- [TASK TO CARRY OUT]: How many lines in the records below include "improve"? Answer with the number only.

- [Collection entries]:
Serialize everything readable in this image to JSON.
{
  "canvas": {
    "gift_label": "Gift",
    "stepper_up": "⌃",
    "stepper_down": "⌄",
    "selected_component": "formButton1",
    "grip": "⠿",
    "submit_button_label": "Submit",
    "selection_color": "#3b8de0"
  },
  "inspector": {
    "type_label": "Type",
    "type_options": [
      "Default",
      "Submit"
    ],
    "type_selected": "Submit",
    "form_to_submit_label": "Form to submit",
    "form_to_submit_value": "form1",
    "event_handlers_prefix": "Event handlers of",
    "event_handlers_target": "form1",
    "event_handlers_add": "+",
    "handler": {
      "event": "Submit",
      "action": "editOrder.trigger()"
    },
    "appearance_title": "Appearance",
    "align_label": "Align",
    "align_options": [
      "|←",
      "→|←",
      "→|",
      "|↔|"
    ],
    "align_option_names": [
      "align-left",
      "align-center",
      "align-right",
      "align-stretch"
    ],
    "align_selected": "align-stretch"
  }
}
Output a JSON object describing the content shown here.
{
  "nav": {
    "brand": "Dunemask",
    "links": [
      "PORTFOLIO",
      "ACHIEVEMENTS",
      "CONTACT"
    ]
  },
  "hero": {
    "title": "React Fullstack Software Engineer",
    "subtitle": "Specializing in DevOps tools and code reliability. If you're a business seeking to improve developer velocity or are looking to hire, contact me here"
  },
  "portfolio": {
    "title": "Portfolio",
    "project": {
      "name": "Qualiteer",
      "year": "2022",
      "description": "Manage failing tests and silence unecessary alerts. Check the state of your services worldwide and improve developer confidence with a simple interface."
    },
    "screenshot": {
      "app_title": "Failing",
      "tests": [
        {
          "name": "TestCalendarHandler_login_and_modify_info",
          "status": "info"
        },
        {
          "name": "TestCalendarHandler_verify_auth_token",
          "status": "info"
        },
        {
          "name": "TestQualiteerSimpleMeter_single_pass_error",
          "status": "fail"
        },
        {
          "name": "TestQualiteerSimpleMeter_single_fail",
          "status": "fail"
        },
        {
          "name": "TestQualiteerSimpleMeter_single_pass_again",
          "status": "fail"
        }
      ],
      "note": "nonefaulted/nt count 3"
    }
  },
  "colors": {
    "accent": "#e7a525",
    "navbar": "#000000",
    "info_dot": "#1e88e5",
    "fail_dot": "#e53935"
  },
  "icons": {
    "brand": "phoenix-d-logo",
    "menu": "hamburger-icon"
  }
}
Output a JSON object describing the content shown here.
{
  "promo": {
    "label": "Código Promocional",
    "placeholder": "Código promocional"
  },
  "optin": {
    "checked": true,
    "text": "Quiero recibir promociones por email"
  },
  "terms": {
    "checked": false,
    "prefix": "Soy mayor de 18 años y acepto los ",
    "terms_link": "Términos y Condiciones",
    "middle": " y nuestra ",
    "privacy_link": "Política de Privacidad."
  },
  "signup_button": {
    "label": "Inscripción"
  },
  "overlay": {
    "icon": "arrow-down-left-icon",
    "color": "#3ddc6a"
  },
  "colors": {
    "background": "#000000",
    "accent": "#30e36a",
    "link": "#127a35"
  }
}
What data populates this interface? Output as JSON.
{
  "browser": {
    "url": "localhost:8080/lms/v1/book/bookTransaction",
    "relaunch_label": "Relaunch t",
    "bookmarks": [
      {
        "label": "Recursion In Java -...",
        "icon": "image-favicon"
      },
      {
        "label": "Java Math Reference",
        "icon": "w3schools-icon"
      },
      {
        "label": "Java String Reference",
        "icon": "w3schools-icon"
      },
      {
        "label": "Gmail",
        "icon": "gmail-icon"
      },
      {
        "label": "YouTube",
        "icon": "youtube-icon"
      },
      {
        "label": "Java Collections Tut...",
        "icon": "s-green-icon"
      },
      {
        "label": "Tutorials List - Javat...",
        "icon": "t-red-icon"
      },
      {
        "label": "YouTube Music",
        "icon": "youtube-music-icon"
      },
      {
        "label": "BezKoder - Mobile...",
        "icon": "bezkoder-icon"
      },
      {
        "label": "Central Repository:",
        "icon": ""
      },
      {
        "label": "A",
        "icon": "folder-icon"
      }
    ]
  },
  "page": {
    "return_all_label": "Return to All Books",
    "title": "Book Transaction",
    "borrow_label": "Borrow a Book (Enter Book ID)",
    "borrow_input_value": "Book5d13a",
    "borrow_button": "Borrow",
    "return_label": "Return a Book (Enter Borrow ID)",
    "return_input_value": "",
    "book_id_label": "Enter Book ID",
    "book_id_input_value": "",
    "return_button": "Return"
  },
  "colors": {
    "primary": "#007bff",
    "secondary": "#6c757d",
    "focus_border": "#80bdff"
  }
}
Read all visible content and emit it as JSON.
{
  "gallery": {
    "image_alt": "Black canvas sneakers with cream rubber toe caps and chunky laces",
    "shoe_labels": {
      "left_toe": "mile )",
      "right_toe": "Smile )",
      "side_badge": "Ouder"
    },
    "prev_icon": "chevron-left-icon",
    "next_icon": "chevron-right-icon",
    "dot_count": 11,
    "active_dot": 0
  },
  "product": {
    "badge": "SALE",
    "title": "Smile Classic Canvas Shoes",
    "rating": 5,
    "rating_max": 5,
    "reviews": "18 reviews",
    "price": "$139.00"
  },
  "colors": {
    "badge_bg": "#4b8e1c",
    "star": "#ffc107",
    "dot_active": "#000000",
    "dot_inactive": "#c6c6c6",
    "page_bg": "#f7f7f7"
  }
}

- [RESULT OF THE TASK]: 2